Updated Wednesday, May 30, 2018 | 12:41 p.m.

A threatened strike by 50,000 members of the Culinary Workers Union in Las Vegas starting Friday would cost 34 casinos on the Strip and downtown more than $300 million in its first month, union representatives estimated today.

Union analyst Ken Liu said Caesars Entertainment’s earnings would be slashed by $115 million before interest, taxes, depreciation and amortization, while MGM Resorts International would lose $200 million.

The two companies own most of the resorts on the Strip and employ nearly 40,000 union workers, primarily cocktail servers, bartenders, housekeepers, food servers, porters, bellmen, cooks and other kitchen workers.

About 20 percent of the union workers are employed by Penn National Gaming, Golden Entertainment and Boyd Gaming.

Their contracts expire Friday.

Nearly half of the membership participated in balloting earlier this month to authorize union leadership to call for a strike, voting 99 percent in favor.

Under their current contract, workers received annual raises, which include salary and benefits, of 2.2 percent, Culinary Workers Union spokeswoman Bethany Khan said.

Under a proposed new five-year contract, the union is seeking annual raises of 4 percent and added protections for workers, including a panic button for housekeepers to alert authorities if they are under duress.

MGM spokeswoman Mary Hynes and Caesars spokesman Rich Broome said today they were confident casino operators would reach a mutually beneficial deal with the union and avert a strike.

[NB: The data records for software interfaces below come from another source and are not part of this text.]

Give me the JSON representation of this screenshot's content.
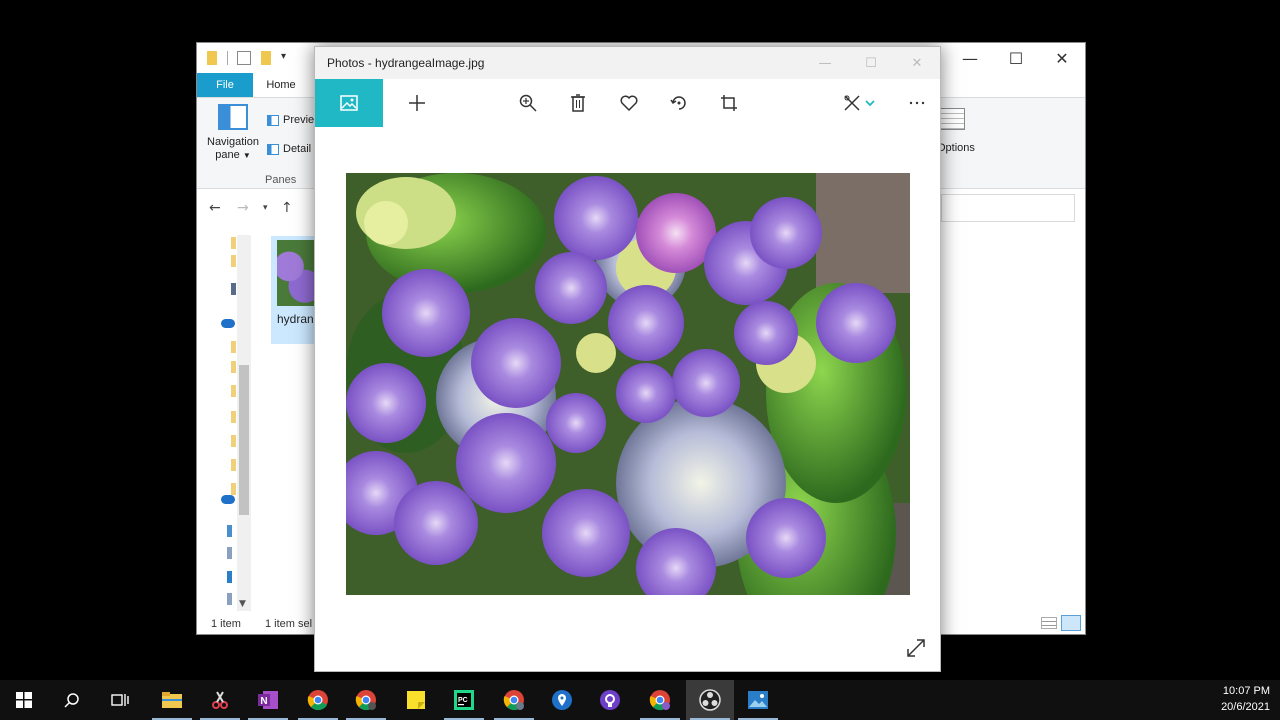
{
  "explorer": {
    "ribbon": {
      "tab_file": "File",
      "tab_home": "Home",
      "navpane_line1": "Navigation",
      "navpane_line2": "pane",
      "preview_label": "Previe",
      "details_label": "Detail",
      "panes_group": "Panes",
      "options_label": "Options"
    },
    "file_label": "hydran",
    "status": {
      "count": "1 item",
      "selected": "1 item sel"
    }
  },
  "photos": {
    "title": "Photos - hydrangeaImage.jpg",
    "accent": "#1fb8c4",
    "toolbar": [
      "photo-icon",
      "add-icon",
      "zoom-icon",
      "delete-icon",
      "favorite-icon",
      "rotate-icon",
      "crop-icon",
      "edit-icon",
      "more-icon"
    ]
  },
  "taskbar": {
    "apps": [
      "file-explorer",
      "snipping-tool",
      "onenote",
      "chrome",
      "chrome-profile",
      "sticky-notes",
      "pycharm",
      "chrome-profile-2",
      "maps",
      "github-desktop",
      "chrome-profile-3",
      "obs",
      "photos"
    ],
    "time": "10:07 PM",
    "date": "20/6/2021"
  }
}
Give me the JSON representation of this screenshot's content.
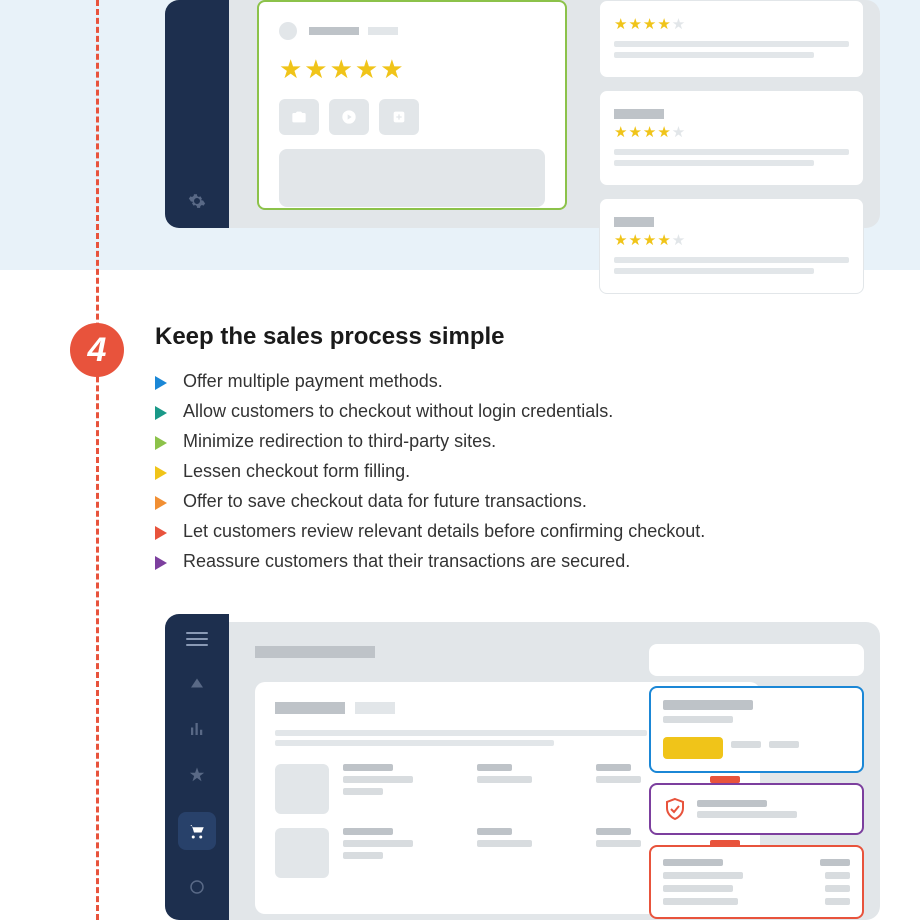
{
  "section": {
    "number": "4",
    "title": "Keep the sales process simple",
    "bullets": [
      {
        "color": "#1b87d6",
        "text": "Offer multiple payment methods."
      },
      {
        "color": "#1a9988",
        "text": "Allow customers to checkout without login credentials."
      },
      {
        "color": "#8cc24a",
        "text": "Minimize redirection to third-party sites."
      },
      {
        "color": "#f0c419",
        "text": "Lessen checkout form filling."
      },
      {
        "color": "#f18f33",
        "text": "Offer to save checkout data for future transactions."
      },
      {
        "color": "#e8533c",
        "text": "Let customers review relevant details before confirming checkout."
      },
      {
        "color": "#7c3f9e",
        "text": "Reassure customers that their transactions are secured."
      }
    ]
  }
}
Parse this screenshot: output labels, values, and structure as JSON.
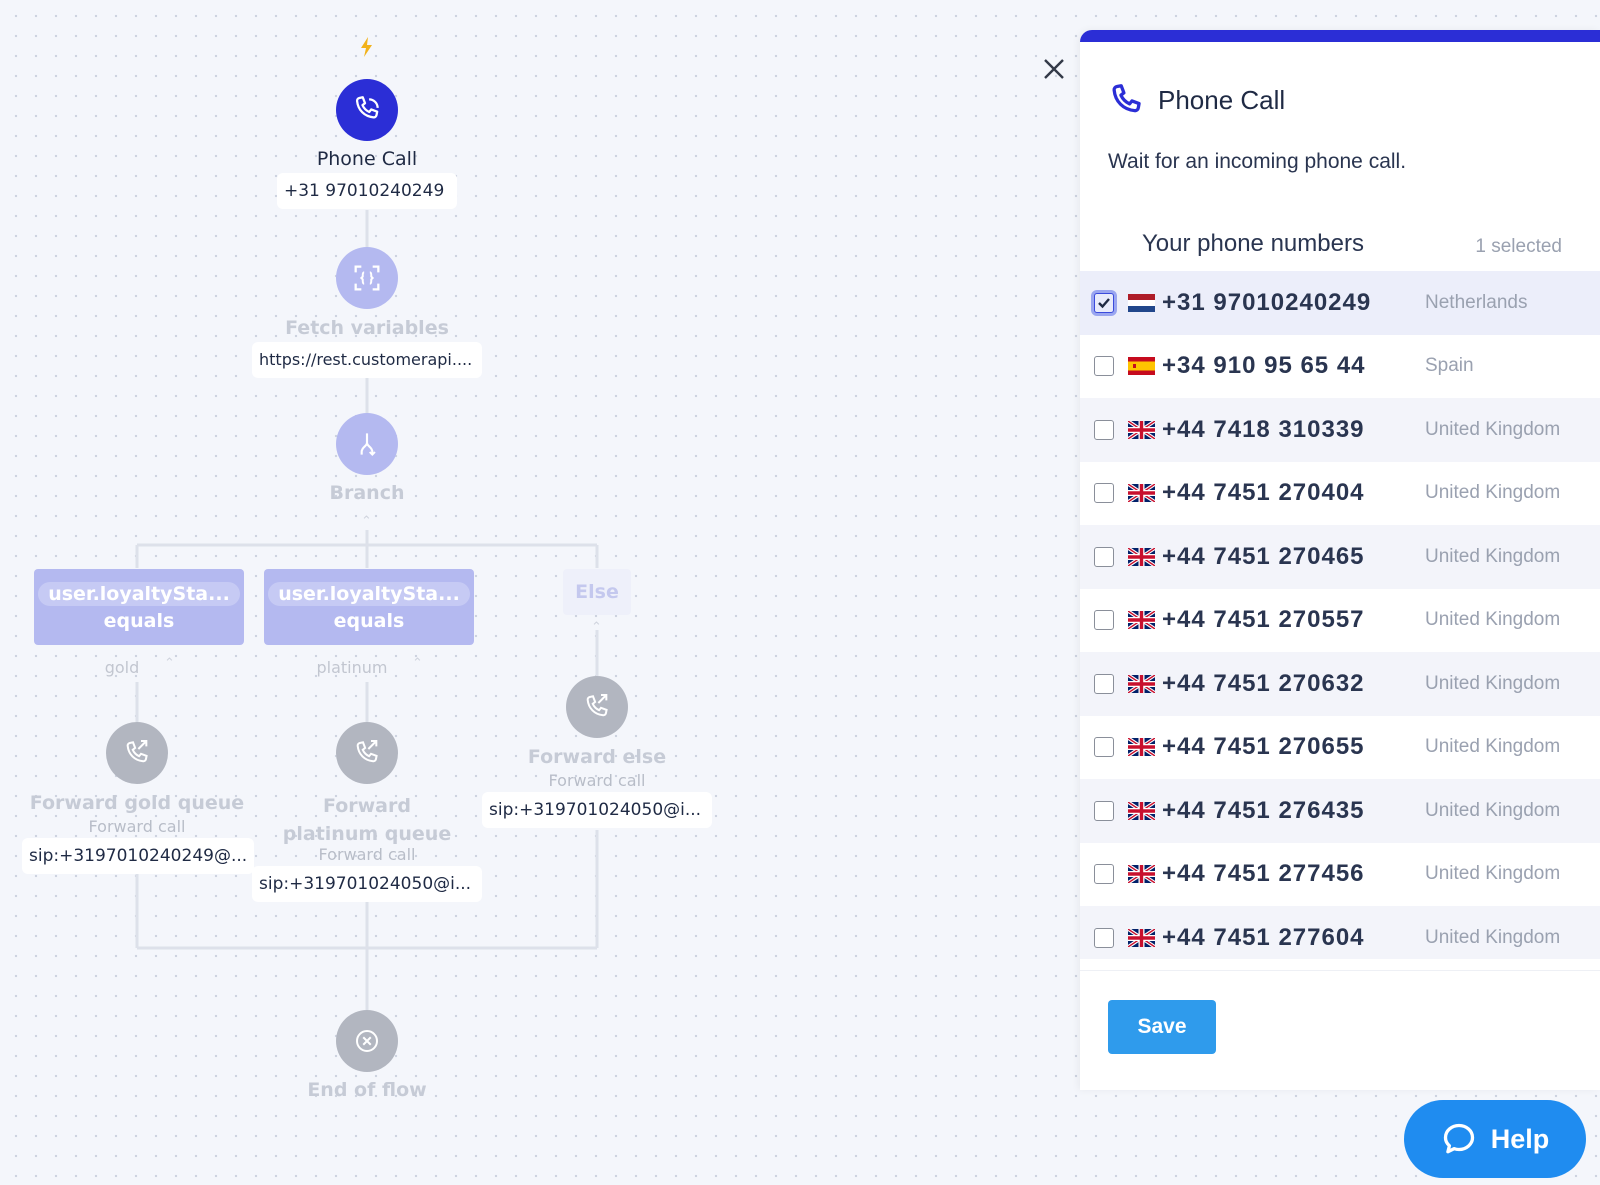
{
  "flow": {
    "trigger": {
      "title": "Phone Call",
      "value": "+31 97010240249"
    },
    "fetch": {
      "title": "Fetch variables",
      "value": "https://rest.customerapi...."
    },
    "branch": {
      "title": "Branch"
    },
    "conditions": [
      {
        "field": "user.loyaltySta...",
        "operator": "equals",
        "value": "gold"
      },
      {
        "field": "user.loyaltySta...",
        "operator": "equals",
        "value": "platinum"
      }
    ],
    "else_label": "Else",
    "forwards": [
      {
        "title": "Forward gold queue",
        "type": "Forward call",
        "target": "sip:+3197010240249@..."
      },
      {
        "title": "Forward platinum queue",
        "type": "Forward call",
        "target": "sip:+319701024050@i..."
      },
      {
        "title": "Forward else",
        "type": "Forward call",
        "target": "sip:+319701024050@i..."
      }
    ],
    "end": {
      "title": "End of flow"
    }
  },
  "panel": {
    "title": "Phone Call",
    "description": "Wait for an incoming phone call.",
    "section_title": "Your phone numbers",
    "selected_count": "1 selected",
    "numbers": [
      {
        "number": "+31 97010240249",
        "country": "Netherlands",
        "flag": "nl",
        "checked": true
      },
      {
        "number": "+34 910 95 65 44",
        "country": "Spain",
        "flag": "es",
        "checked": false
      },
      {
        "number": "+44 7418 310339",
        "country": "United Kingdom",
        "flag": "gb",
        "checked": false
      },
      {
        "number": "+44 7451 270404",
        "country": "United Kingdom",
        "flag": "gb",
        "checked": false
      },
      {
        "number": "+44 7451 270465",
        "country": "United Kingdom",
        "flag": "gb",
        "checked": false
      },
      {
        "number": "+44 7451 270557",
        "country": "United Kingdom",
        "flag": "gb",
        "checked": false
      },
      {
        "number": "+44 7451 270632",
        "country": "United Kingdom",
        "flag": "gb",
        "checked": false
      },
      {
        "number": "+44 7451 270655",
        "country": "United Kingdom",
        "flag": "gb",
        "checked": false
      },
      {
        "number": "+44 7451 276435",
        "country": "United Kingdom",
        "flag": "gb",
        "checked": false
      },
      {
        "number": "+44 7451 277456",
        "country": "United Kingdom",
        "flag": "gb",
        "checked": false
      },
      {
        "number": "+44 7451 277604",
        "country": "United Kingdom",
        "flag": "gb",
        "checked": false
      }
    ],
    "save_label": "Save"
  },
  "help_label": "Help",
  "colors": {
    "accent": "#2b2ed6",
    "save": "#2f9bec",
    "help": "#1f8cf0",
    "trigger": "#2b2ed6"
  },
  "icons": [
    "lightning-icon",
    "phone-icon",
    "fetch-variables-icon",
    "branch-icon",
    "forward-call-icon",
    "end-flow-icon",
    "close-icon",
    "chat-bubble-icon"
  ]
}
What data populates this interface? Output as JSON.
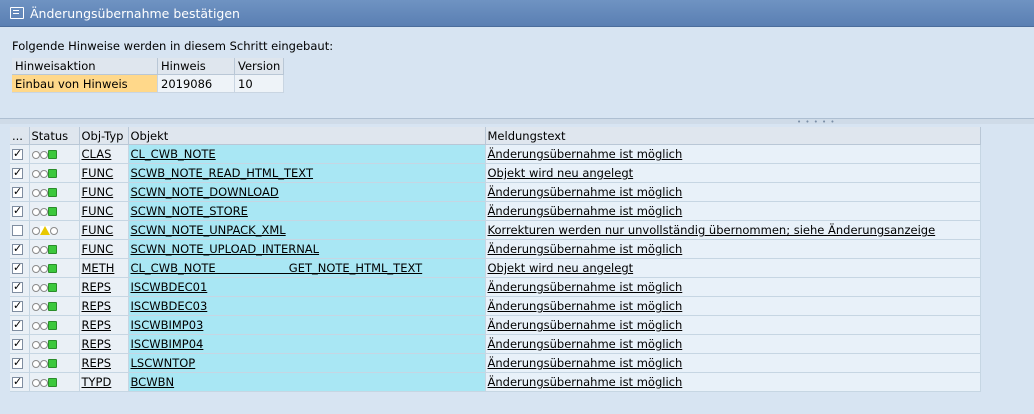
{
  "window": {
    "title": "Änderungsübernahme bestätigen"
  },
  "intro_text": "Folgende Hinweise werden in diesem Schritt eingebaut:",
  "notes_table": {
    "headers": [
      "Hinweisaktion",
      "Hinweis",
      "Version"
    ],
    "rows": [
      [
        "Einbau von Hinweis",
        "2019086",
        "10"
      ]
    ]
  },
  "grid": {
    "headers": [
      "...",
      "Status",
      "Obj-Typ",
      "Objekt",
      "Meldungstext"
    ],
    "rows": [
      {
        "checked": true,
        "status": "green",
        "type": "CLAS",
        "object": "CL_CWB_NOTE",
        "message": "Änderungsübernahme ist möglich"
      },
      {
        "checked": true,
        "status": "green",
        "type": "FUNC",
        "object": "SCWB_NOTE_READ_HTML_TEXT",
        "message": "Objekt wird neu angelegt"
      },
      {
        "checked": true,
        "status": "green",
        "type": "FUNC",
        "object": "SCWN_NOTE_DOWNLOAD",
        "message": "Änderungsübernahme ist möglich"
      },
      {
        "checked": true,
        "status": "green",
        "type": "FUNC",
        "object": "SCWN_NOTE_STORE",
        "message": "Änderungsübernahme ist möglich"
      },
      {
        "checked": false,
        "status": "yellow",
        "type": "FUNC",
        "object": "SCWN_NOTE_UNPACK_XML",
        "message": "Korrekturen werden nur unvollständig übernommen; siehe Änderungsanzeige"
      },
      {
        "checked": true,
        "status": "green",
        "type": "FUNC",
        "object": "SCWN_NOTE_UPLOAD_INTERNAL",
        "message": "Änderungsübernahme ist möglich"
      },
      {
        "checked": true,
        "status": "green",
        "type": "METH",
        "object": "CL_CWB_NOTE                    GET_NOTE_HTML_TEXT",
        "message": "Objekt wird neu angelegt"
      },
      {
        "checked": true,
        "status": "green",
        "type": "REPS",
        "object": "ISCWBDEC01",
        "message": "Änderungsübernahme ist möglich"
      },
      {
        "checked": true,
        "status": "green",
        "type": "REPS",
        "object": "ISCWBDEC03",
        "message": "Änderungsübernahme ist möglich"
      },
      {
        "checked": true,
        "status": "green",
        "type": "REPS",
        "object": "ISCWBIMP03",
        "message": "Änderungsübernahme ist möglich"
      },
      {
        "checked": true,
        "status": "green",
        "type": "REPS",
        "object": "ISCWBIMP04",
        "message": "Änderungsübernahme ist möglich"
      },
      {
        "checked": true,
        "status": "green",
        "type": "REPS",
        "object": "LSCWNTOP",
        "message": "Änderungsübernahme ist möglich"
      },
      {
        "checked": true,
        "status": "green",
        "type": "TYPD",
        "object": "BCWBN",
        "message": "Änderungsübernahme ist möglich"
      }
    ]
  }
}
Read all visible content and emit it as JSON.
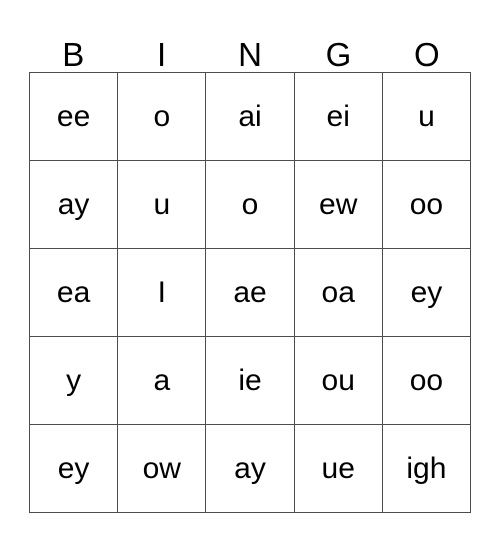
{
  "card": {
    "headers": [
      "B",
      "I",
      "N",
      "G",
      "O"
    ],
    "rows": [
      [
        "ee",
        "o",
        "ai",
        "ei",
        "u"
      ],
      [
        "ay",
        "u",
        "o",
        "ew",
        "oo"
      ],
      [
        "ea",
        "I",
        "ae",
        "oa",
        "ey"
      ],
      [
        "y",
        "a",
        "ie",
        "ou",
        "oo"
      ],
      [
        "ey",
        "ow",
        "ay",
        "ue",
        "igh"
      ]
    ],
    "colors": {
      "grid_line": "#4d4d4d",
      "text": "#000000",
      "background": "#ffffff"
    }
  }
}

The last time Culinary Workers Union members staged a citywide work stoppage was in 1984, when 15,000 workers went on a 67-day strike. Individual properties have also had work stoppages, most notably a more than six-year strike in the 1990s at the Frontier.